Oculus VR, maker of the Oculus Rift virtual reality gaming headset, said this week that it has brought in video game legend John Carmack to serve as chief technology officer.
Carmack, 42, co-founded game developer id Software in 1990 and was lead programmer for groundbreaking titles like Wolfenstein 3D, Doom and Quake.
He also founded and serves as lead engineer for Texas-based space startup Armadillo Aerospace, which in recent years participated in several stages of the Northrop Grumman Lunar Lander Challenge and worked with Planetary Adventures on developing a sub-orbital commercial aircraft, but is currently in "hibernation mode," according to Carmack.
Carmack joins Oculus a few months after the startup secured $16 million (£10.3 million) in funding from Spark Capital and Matrix Partners, which the company said at the time it would use to make new hires, as well experiment with more cutting-edge technology, and "build a badass, consumer VR gaming platform, the likes of which the world has never seen," according to co-founder Palmer Luckey.
"John is one of the brightest minds of our generation — pioneer, visionary, and industry legend. There are very few people in the world that can contribute to the Oculus Rift and the future of virtual reality like John can," Luckey said in a blog post announcing Carnack's hiring.

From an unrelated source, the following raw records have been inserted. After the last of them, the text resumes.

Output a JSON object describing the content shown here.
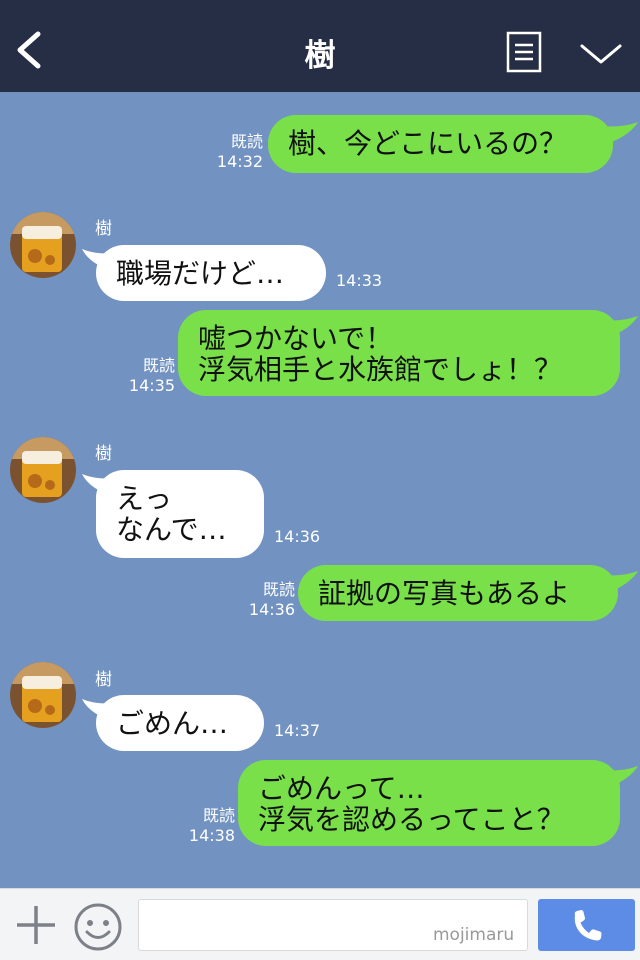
{
  "header": {
    "title": "樹",
    "back_icon": "chevron-left-icon",
    "menu_icon": "list-menu-icon",
    "collapse_icon": "chevron-down-icon"
  },
  "colors": {
    "header_bg": "#252e45",
    "chat_bg": "#7293c2",
    "outgoing_bubble": "#79e04a",
    "incoming_bubble": "#ffffff",
    "send_button": "#5d8ce6"
  },
  "messages": [
    {
      "direction": "out",
      "text": "樹、今どこにいるの？",
      "read": "既読",
      "time": "14:32"
    },
    {
      "direction": "in",
      "sender": "樹",
      "text": "職場だけど…",
      "time": "14:33"
    },
    {
      "direction": "out",
      "text": "嘘つかないで！\n浮気相手と水族館でしょ！？",
      "read": "既読",
      "time": "14:35"
    },
    {
      "direction": "in",
      "sender": "樹",
      "text": "えっ\nなんで…",
      "time": "14:36"
    },
    {
      "direction": "out",
      "text": "証拠の写真もあるよ",
      "read": "既読",
      "time": "14:36"
    },
    {
      "direction": "in",
      "sender": "樹",
      "text": "ごめん…",
      "time": "14:37"
    },
    {
      "direction": "out",
      "text": "ごめんって…\n浮気を認めるってこと？",
      "read": "既読",
      "time": "14:38"
    }
  ],
  "footer": {
    "plus_icon": "plus-icon",
    "emoji_icon": "smiley-icon",
    "input_value": "",
    "watermark": "mojimaru",
    "call_icon": "phone-icon"
  }
}
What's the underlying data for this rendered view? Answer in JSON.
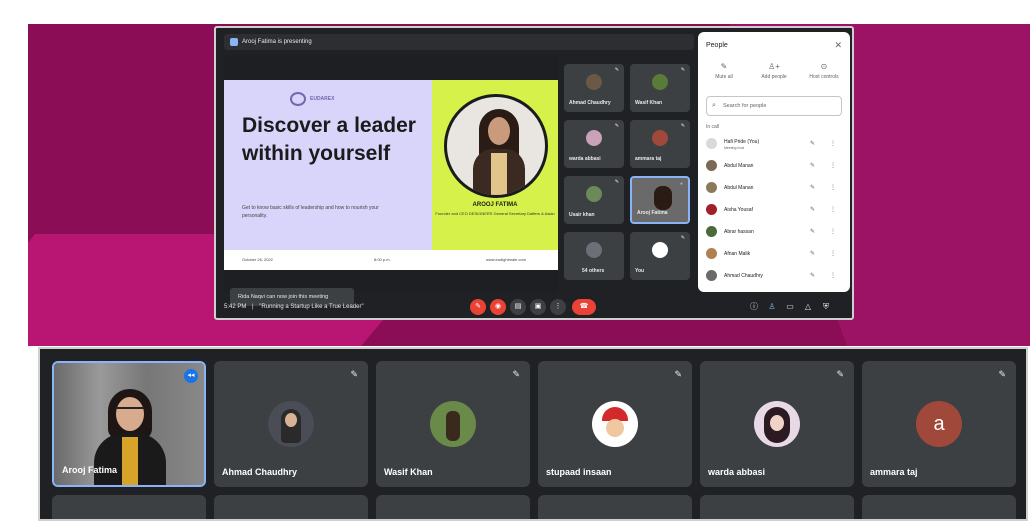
{
  "presenting_banner": "Arooj Fatima is presenting",
  "slide": {
    "logo_text": "EUDAREX",
    "title": "Discover a leader within yourself",
    "subtitle": "Get to know basic skills of leadership and how to nourish your personality.",
    "presenter_name": "AROOJ FATIMA",
    "presenter_role": "Founder and CEO DESIGNERS General Secretary Daffers & Asian",
    "footer_date": "October 26, 2022",
    "footer_time": "8:00 p.m.",
    "footer_url": "www.eudightmale.com"
  },
  "toast": "Rida Naqvi can now join this meeting",
  "tiles": [
    {
      "name": "Ahmad Chaudhry"
    },
    {
      "name": "Wasif Khan"
    },
    {
      "name": "warda abbasi"
    },
    {
      "name": "ammara taj"
    },
    {
      "name": "Usair khan"
    },
    {
      "name": "Arooj Fatima"
    },
    {
      "name": "54 others"
    },
    {
      "name": "You"
    }
  ],
  "bottom_bar": {
    "time": "5:42 PM",
    "separator": "|",
    "meeting_title": "\"Running a Startup Like a True Leader\""
  },
  "people_panel": {
    "title": "People",
    "actions": [
      {
        "label": "Mute all",
        "icon": "mic-off-icon"
      },
      {
        "label": "Add people",
        "icon": "add-person-icon"
      },
      {
        "label": "Host controls",
        "icon": "toggle-icon"
      }
    ],
    "search_placeholder": "Search for people",
    "section": "In call",
    "people": [
      {
        "name": "Hafi Pride (You)",
        "sub": "Meeting host"
      },
      {
        "name": "Abdul Manan",
        "sub": ""
      },
      {
        "name": "Abdul Manan",
        "sub": ""
      },
      {
        "name": "Aisha Yousaf",
        "sub": ""
      },
      {
        "name": "Abrar hassan",
        "sub": ""
      },
      {
        "name": "Afnan Malik",
        "sub": ""
      },
      {
        "name": "Ahmad Chaudhry",
        "sub": ""
      }
    ]
  },
  "gallery": [
    {
      "name": "Arooj Fatima"
    },
    {
      "name": "Ahmad Chaudhry"
    },
    {
      "name": "Wasif Khan"
    },
    {
      "name": "stupaad insaan"
    },
    {
      "name": "warda abbasi"
    },
    {
      "name": "ammara taj",
      "letter": "a"
    }
  ],
  "colors": {
    "background_magenta": "#8a0d55",
    "meet_dark": "#202124",
    "tile": "#3c4043",
    "end_call_red": "#ea4335",
    "slide_lavender": "#d8d4fa",
    "slide_lime": "#d6f24a",
    "active_blue": "#8ab4f8"
  }
}
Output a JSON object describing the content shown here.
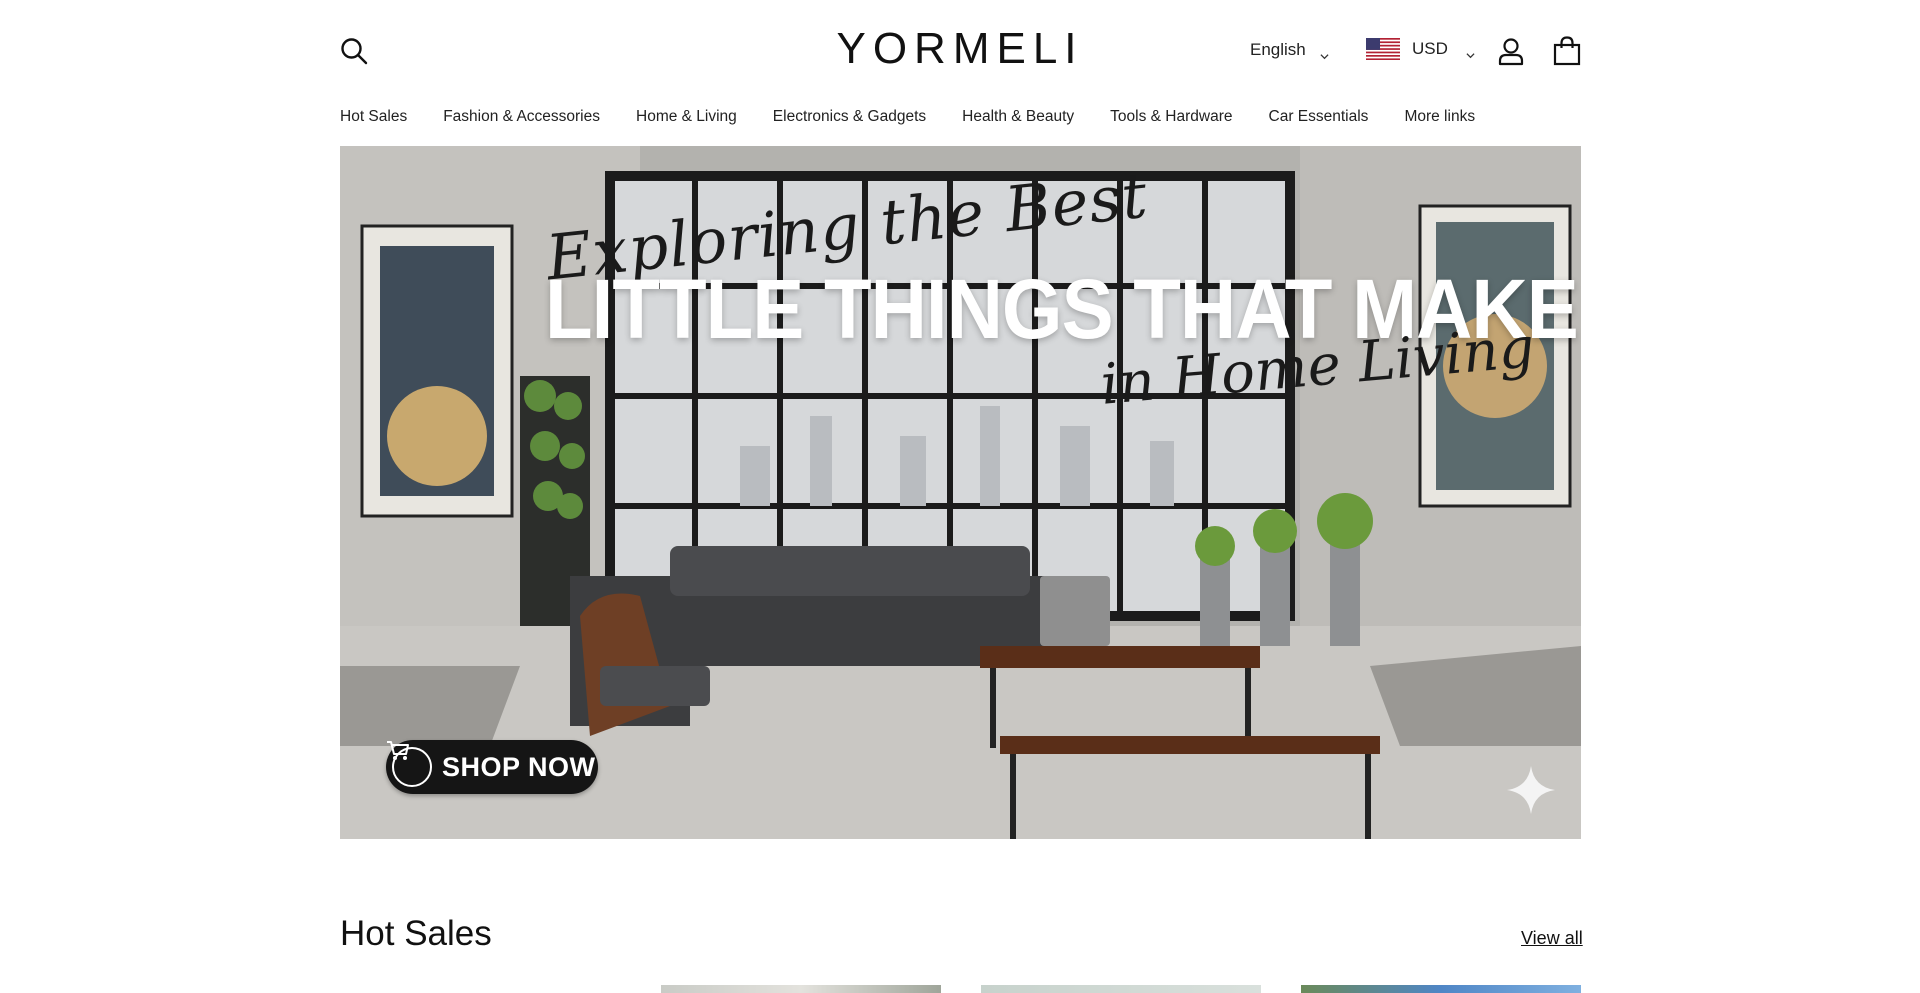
{
  "header": {
    "logo": "YORMELI",
    "language": "English",
    "currency": "USD",
    "icons": {
      "search": "search-icon",
      "account": "user-icon",
      "cart": "shopping-bag-icon",
      "flag": "us-flag-icon",
      "chevron": "chevron-down-icon"
    }
  },
  "nav": {
    "items": [
      "Hot Sales",
      "Fashion & Accessories",
      "Home & Living",
      "Electronics & Gadgets",
      "Health & Beauty",
      "Tools & Hardware",
      "Car Essentials",
      "More links"
    ]
  },
  "hero": {
    "script_top": "Exploring the Best",
    "headline": "LITTLE THINGS THAT MAKE YOU SMILE",
    "script_bottom": "in Home Living",
    "cta": "SHOP NOW"
  },
  "section": {
    "title": "Hot Sales",
    "view_all": "View all"
  },
  "colors": {
    "text": "#111111",
    "cta_bg": "#151515",
    "background": "#ffffff"
  }
}
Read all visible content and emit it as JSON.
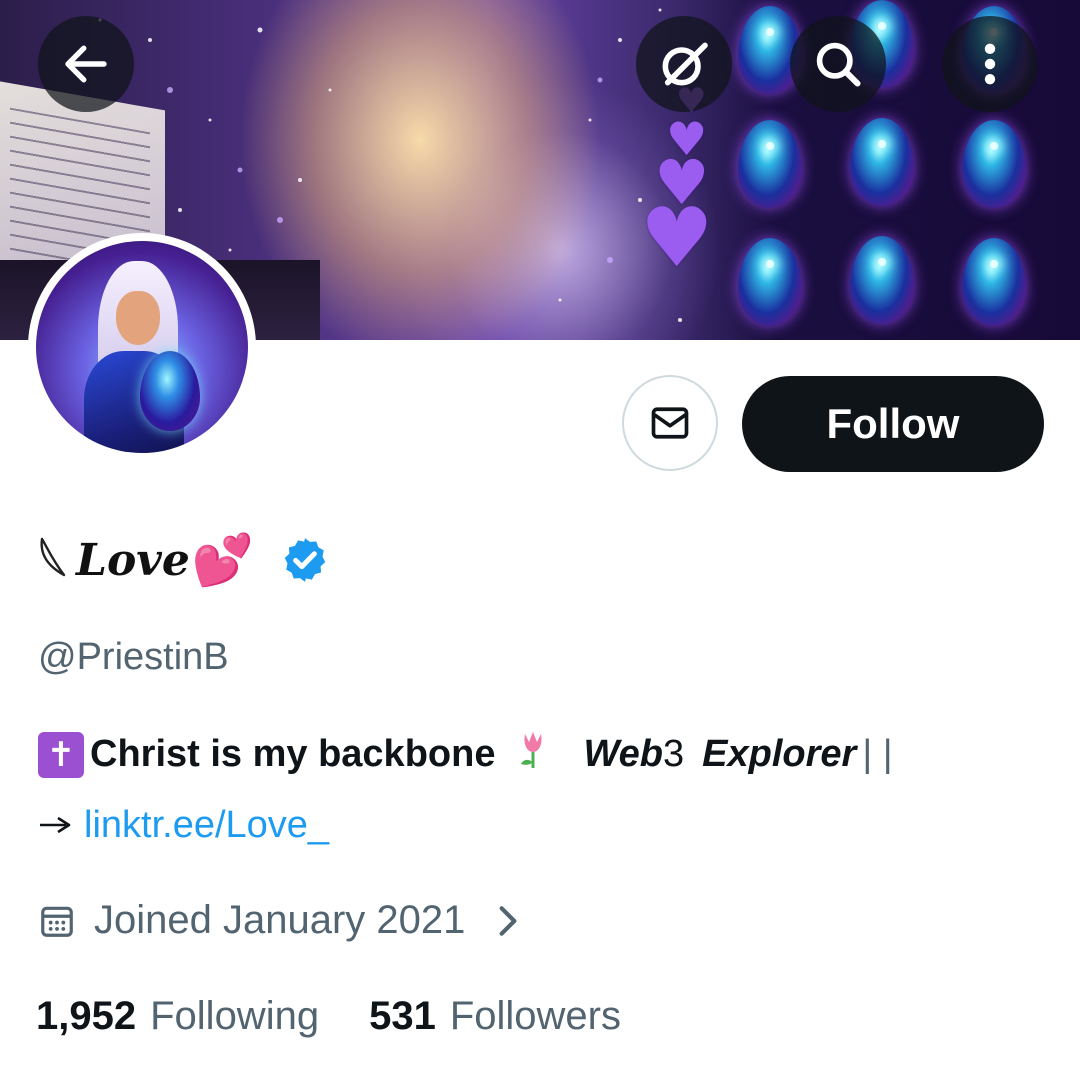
{
  "profile": {
    "display_name": "Love",
    "name_decoration": "💕",
    "handle": "@PriestinB",
    "verified": true,
    "bio": {
      "line1_main": "Christ is my backbone",
      "line1_tag1_bold": "Web",
      "line1_tag1_rest": "3",
      "line1_tag2": "Explorer",
      "line1_separator": "| |",
      "link": "linktr.ee/Love_"
    },
    "joined": "Joined January 2021",
    "following_count": "1,952",
    "following_label": "Following",
    "followers_count": "531",
    "followers_label": "Followers"
  },
  "actions": {
    "follow_label": "Follow"
  },
  "icons": {
    "back": "arrow-left-icon",
    "grok": "grok-icon",
    "search": "search-icon",
    "more": "more-vertical-icon",
    "message": "envelope-icon",
    "verified": "verified-badge-icon",
    "calendar": "calendar-icon",
    "chevron": "chevron-right-icon"
  },
  "colors": {
    "accent": "#1d9bf0",
    "text_primary": "#0f1419",
    "text_secondary": "#536471",
    "follow_bg": "#0f1419",
    "cross_bg": "#9b4fd1"
  }
}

Carmack introduced himself to his new Oculus VR colleagues and supporters of the startup with the following note:
"I have fond memories of the development work that led to a lot of great things in modern gaming — the intensity of the first-person experience, LAN and internet play, game mods, and so on. Duct taping a strap and hot gluing sensors onto Palmer's early prototype Rift and writing the code to drive it ranks right up there. Now is a special time. I believe that VR will have a huge impact in the coming years, but everyone working today is a pioneer. The paradigms that everyone will take for granted in the future are being figured out today; probably by people reading this message. It's certainly not there yet. There is a lot more work to do, and there are problems we don't even know about that will need to be solved, but I am eager to work on them. It's going to be awesome!"
Oculus, based in Southern California, said Carmack will be working at new offices in Dallas which the startup plans to open soon.